JB: Didn't Einstein abolish Nows?

BARBOUR: In fact no. He only showed that they do not follow one another in a unique sequence. There is no absolute simultaneity in the universe, or at least not in the classical universe. But relative simultaneity remains, and Nows as I define them form an integral part of Einstein's theory. Actually the discovery of Dirac that started all my interest in time was that Nows appeared to be far more significant in the quantum world than one might have expected coming from the normal interpretation of Einstein's relativity.

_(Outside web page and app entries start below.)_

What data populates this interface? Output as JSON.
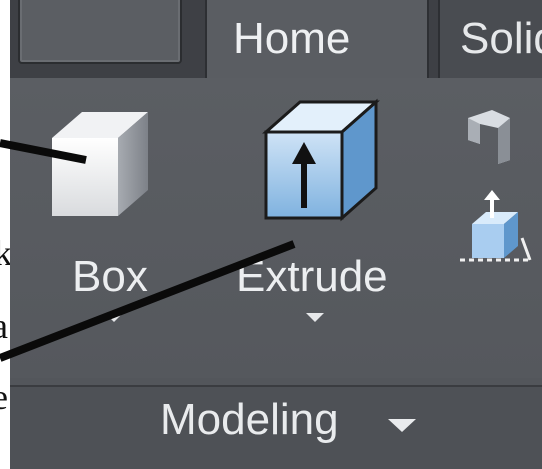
{
  "ribbon": {
    "tabs": [
      {
        "label": "Home"
      },
      {
        "label": "Solid"
      }
    ],
    "panel": {
      "title": "Modeling",
      "tools": [
        {
          "label": "Box",
          "icon": "box-icon"
        },
        {
          "label": "Extrude",
          "icon": "extrude-icon"
        }
      ],
      "small_tools": [
        {
          "icon": "polysolid-icon"
        },
        {
          "icon": "presspull-icon"
        }
      ]
    }
  },
  "margin_text": [
    {
      "text": "k"
    },
    {
      "text": "a"
    },
    {
      "text": "e"
    }
  ]
}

What really intrigues me is that the totality of all possible Nows of any definite kind has a very special structure. You can think of it as a landscape, or country. Each point in the country is a Now. I call it Platonia, because it is timeless and created by perfect mathematical rules. Most strikingly, it is lopsided with a most definite end and frontiers that are there by sheer logical necessity. For example, if you consider triangles as Nows, the land of these Nows comes to an absolute end in the degenerate triangle in which all three particles coincide. This point is so special I call it Alpha. Other frontiers, like ribs, are formed by the special triangles in which two particles coincide and the third is at some distance from them. Finally, another kind of frontier is formed by collinear configurations — all the three particles are on one line. The Platonia for triangles is like a pyramid with three faces. Its apex is Alpha. All the points on its faces correspond to collinear configurations, and the faces meet in the ribs formed by the triangles with two coincident vertices.

JB: I like the sound of Platonia, but what is it good for?